Work item:
Wherever a line of the data contains "from", copy that line.

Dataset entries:
══════

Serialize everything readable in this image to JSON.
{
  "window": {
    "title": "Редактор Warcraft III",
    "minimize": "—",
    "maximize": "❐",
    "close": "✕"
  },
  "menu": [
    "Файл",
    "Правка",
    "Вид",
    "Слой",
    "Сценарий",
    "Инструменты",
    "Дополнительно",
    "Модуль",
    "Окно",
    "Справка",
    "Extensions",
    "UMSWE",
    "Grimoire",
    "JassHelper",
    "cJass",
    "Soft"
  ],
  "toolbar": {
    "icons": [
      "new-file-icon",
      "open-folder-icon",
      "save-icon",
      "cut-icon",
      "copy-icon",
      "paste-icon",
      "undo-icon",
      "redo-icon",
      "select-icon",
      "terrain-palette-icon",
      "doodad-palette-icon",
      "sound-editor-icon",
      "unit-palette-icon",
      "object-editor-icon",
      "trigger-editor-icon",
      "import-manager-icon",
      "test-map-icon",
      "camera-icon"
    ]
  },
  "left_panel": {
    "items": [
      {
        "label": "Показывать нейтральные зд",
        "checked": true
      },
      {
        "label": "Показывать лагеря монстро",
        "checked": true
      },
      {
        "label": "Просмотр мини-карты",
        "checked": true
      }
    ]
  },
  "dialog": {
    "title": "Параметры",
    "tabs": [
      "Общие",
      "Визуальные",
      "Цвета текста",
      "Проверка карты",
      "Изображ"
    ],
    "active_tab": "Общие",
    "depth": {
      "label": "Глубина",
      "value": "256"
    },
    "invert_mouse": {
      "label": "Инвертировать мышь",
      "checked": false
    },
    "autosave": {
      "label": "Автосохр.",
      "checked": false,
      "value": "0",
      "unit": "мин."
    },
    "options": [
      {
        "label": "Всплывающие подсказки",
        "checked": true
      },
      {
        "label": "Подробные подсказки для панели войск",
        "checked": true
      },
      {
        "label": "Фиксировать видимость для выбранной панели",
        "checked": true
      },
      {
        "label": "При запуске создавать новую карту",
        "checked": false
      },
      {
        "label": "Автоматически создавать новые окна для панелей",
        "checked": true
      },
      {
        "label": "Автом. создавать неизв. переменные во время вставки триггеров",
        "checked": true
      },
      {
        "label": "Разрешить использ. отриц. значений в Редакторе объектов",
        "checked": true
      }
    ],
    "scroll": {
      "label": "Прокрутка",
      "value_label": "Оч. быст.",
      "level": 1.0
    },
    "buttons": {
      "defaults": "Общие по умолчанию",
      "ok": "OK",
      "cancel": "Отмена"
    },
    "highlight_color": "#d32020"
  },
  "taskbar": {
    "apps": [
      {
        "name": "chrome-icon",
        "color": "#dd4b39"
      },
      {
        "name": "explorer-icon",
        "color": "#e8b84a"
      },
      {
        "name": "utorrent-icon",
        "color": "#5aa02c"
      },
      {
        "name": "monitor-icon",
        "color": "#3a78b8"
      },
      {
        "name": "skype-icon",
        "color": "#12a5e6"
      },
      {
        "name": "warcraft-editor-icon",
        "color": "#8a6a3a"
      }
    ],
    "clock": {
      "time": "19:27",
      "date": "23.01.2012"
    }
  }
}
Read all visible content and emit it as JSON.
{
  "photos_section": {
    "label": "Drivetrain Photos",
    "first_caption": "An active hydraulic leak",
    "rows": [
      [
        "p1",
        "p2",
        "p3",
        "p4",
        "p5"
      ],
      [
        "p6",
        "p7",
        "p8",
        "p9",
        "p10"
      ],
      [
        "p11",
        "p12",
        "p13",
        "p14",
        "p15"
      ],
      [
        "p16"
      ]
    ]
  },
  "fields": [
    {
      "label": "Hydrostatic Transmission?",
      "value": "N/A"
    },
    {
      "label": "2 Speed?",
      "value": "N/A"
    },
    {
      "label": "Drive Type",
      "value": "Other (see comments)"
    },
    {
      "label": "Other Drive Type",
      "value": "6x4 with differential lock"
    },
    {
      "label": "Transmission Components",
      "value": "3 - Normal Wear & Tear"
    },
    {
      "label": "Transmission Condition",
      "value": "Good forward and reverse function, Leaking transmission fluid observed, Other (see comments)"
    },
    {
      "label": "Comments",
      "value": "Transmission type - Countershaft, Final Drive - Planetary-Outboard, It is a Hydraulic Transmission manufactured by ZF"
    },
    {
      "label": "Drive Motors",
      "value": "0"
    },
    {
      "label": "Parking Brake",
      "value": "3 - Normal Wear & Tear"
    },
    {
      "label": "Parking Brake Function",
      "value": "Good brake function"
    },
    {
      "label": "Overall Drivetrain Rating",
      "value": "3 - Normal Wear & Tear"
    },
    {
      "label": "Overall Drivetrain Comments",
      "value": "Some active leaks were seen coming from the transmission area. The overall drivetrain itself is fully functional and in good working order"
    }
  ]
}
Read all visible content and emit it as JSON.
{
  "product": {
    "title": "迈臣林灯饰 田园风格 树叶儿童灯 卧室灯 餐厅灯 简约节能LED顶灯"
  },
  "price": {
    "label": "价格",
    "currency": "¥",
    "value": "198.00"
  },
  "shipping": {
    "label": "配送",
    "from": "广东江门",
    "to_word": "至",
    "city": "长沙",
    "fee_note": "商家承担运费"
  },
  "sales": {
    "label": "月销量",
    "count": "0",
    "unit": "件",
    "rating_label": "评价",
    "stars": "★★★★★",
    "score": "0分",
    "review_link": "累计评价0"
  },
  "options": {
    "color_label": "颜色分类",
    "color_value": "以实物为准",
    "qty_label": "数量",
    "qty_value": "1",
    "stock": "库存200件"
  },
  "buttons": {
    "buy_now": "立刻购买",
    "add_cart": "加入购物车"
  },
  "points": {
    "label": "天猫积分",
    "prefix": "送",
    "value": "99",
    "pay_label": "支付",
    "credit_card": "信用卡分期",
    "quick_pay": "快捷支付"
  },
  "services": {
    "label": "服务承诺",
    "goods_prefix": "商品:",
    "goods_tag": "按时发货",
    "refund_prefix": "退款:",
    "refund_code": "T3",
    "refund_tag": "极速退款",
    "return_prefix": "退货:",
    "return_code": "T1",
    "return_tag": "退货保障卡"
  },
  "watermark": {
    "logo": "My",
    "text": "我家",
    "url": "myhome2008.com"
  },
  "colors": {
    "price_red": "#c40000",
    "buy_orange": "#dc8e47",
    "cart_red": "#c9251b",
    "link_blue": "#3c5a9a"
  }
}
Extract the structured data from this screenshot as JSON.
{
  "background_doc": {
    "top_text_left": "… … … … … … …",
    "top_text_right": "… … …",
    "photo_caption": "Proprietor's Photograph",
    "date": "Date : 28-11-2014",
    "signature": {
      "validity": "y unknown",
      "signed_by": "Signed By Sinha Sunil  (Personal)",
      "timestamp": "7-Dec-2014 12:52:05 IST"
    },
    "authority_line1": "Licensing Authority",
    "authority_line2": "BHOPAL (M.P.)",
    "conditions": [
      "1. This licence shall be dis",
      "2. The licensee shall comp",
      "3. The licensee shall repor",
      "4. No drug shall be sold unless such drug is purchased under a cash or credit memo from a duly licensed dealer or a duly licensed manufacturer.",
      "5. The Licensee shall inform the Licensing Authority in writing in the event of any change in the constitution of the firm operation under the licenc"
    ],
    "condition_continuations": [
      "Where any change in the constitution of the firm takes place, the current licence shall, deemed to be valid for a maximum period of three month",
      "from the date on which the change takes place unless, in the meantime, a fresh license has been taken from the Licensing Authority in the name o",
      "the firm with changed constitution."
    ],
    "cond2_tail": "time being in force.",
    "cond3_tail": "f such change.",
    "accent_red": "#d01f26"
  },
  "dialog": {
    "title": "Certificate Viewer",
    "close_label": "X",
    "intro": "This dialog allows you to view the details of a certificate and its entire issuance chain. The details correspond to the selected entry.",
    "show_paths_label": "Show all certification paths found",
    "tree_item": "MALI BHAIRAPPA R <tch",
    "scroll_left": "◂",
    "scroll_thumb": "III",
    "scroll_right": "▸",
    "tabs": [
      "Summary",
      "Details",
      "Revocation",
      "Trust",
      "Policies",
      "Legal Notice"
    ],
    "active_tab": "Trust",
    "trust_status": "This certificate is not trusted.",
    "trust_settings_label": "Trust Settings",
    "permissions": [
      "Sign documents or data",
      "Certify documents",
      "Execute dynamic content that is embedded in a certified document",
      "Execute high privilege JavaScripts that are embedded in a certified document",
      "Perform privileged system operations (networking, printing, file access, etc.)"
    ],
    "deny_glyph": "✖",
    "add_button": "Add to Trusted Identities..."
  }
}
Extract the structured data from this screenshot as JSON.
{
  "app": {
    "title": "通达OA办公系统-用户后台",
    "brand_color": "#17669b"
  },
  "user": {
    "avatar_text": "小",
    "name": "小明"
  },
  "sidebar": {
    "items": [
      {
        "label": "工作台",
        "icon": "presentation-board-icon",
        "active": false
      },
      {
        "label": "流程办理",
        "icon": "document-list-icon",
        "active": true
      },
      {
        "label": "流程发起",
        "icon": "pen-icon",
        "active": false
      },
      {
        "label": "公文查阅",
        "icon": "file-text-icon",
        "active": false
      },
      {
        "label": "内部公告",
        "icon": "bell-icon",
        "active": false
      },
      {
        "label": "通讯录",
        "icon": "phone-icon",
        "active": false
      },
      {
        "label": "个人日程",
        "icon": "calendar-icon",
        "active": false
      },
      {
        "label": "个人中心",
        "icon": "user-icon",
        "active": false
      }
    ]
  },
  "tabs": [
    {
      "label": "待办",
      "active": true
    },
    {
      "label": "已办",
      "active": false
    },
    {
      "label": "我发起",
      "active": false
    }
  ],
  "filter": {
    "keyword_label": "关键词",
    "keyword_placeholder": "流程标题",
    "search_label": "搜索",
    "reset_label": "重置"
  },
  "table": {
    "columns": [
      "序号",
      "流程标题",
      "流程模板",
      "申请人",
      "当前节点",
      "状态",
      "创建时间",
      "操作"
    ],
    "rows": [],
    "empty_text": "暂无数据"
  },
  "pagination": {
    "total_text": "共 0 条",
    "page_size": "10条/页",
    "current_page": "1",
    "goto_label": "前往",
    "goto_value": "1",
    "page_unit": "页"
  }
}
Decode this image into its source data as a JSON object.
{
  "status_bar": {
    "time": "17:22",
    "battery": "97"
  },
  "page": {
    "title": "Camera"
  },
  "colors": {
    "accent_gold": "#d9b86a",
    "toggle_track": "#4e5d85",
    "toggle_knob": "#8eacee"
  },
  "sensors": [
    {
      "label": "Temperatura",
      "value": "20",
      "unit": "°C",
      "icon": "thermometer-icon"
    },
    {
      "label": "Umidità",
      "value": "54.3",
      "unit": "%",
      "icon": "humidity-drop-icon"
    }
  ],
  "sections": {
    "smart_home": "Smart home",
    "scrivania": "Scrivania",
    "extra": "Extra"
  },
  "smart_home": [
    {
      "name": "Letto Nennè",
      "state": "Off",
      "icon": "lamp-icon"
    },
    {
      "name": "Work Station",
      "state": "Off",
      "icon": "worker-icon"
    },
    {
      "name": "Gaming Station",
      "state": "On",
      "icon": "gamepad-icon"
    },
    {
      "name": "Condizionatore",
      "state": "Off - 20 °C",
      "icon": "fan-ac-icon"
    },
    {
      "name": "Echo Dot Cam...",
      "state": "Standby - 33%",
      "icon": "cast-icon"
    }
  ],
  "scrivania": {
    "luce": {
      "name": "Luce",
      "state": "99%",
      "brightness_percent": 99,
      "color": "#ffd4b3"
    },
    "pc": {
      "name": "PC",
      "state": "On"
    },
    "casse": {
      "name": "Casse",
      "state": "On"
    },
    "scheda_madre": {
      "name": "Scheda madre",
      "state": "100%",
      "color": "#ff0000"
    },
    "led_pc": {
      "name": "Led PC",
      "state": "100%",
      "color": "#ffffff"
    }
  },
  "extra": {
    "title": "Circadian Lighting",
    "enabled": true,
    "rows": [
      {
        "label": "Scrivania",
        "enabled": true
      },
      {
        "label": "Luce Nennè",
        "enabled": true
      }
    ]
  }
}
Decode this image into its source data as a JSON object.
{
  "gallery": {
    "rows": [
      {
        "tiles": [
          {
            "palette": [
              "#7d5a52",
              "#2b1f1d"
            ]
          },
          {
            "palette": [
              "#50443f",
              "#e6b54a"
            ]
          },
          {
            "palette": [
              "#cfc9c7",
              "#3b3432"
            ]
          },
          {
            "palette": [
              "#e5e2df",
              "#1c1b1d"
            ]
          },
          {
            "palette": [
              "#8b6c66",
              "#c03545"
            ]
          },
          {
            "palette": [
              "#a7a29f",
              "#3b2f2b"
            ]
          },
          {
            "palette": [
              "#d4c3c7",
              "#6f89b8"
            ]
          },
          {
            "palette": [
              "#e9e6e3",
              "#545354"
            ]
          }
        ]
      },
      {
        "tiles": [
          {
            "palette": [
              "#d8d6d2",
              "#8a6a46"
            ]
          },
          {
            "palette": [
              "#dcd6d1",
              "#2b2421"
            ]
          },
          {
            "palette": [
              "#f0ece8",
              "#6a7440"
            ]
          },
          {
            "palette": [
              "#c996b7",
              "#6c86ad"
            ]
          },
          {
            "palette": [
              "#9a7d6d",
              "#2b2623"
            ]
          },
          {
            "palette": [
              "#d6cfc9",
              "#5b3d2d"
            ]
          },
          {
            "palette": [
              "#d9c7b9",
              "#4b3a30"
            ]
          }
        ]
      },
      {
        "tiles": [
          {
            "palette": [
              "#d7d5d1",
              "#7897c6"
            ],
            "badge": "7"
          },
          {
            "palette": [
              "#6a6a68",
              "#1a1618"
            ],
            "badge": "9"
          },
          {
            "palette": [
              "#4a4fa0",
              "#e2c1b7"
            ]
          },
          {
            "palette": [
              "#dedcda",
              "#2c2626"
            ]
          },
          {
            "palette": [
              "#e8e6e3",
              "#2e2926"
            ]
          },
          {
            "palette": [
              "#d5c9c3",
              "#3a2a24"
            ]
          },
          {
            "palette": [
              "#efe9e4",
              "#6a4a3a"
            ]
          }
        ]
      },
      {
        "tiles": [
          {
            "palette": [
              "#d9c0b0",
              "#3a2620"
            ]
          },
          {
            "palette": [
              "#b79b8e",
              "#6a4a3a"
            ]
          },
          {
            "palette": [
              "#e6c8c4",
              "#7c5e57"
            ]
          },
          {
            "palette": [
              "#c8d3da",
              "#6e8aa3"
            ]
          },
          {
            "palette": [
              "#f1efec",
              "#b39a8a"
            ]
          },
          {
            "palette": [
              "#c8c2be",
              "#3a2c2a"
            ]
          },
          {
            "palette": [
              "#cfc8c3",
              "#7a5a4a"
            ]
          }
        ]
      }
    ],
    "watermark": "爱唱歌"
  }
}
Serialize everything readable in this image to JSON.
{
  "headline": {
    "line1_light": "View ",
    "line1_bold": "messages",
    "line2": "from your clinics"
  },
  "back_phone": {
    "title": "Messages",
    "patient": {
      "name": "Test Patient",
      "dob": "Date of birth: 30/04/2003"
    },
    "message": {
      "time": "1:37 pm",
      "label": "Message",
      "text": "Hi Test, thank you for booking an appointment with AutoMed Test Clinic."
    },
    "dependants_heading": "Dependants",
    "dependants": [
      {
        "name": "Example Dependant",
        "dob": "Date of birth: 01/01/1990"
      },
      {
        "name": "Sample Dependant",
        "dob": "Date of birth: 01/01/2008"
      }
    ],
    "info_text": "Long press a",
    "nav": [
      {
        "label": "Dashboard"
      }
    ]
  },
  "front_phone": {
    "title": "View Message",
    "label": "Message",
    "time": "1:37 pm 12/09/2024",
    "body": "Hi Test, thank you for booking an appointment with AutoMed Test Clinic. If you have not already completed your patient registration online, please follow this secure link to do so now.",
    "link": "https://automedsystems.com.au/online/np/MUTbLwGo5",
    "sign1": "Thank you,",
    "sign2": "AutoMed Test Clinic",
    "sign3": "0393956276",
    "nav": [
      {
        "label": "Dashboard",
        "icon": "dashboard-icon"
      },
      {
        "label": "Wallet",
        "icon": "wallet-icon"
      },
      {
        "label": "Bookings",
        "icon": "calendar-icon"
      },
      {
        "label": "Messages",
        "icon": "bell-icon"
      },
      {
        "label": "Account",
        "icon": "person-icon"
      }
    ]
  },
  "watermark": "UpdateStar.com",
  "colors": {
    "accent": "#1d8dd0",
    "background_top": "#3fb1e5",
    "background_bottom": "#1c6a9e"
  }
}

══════

Completed task:
      "value": "Some active leaks were seen coming from the transmission area. The overall drivetrain itself is fully functional and in good working order"
    "from": "广东江门",
Extract the structured data from this screenshot as JSON.
      "4. No drug shall be sold unless such drug is purchased under a cash or credit memo from a duly licensed dealer or a duly licensed manufacturer.",
      "from the date on which the change takes place unless, in the meantime, a fresh license has been taken from the Licensing Authority in the name o",
Extract the structured data from this screenshot as JSON.
    "line2": "from your clinics"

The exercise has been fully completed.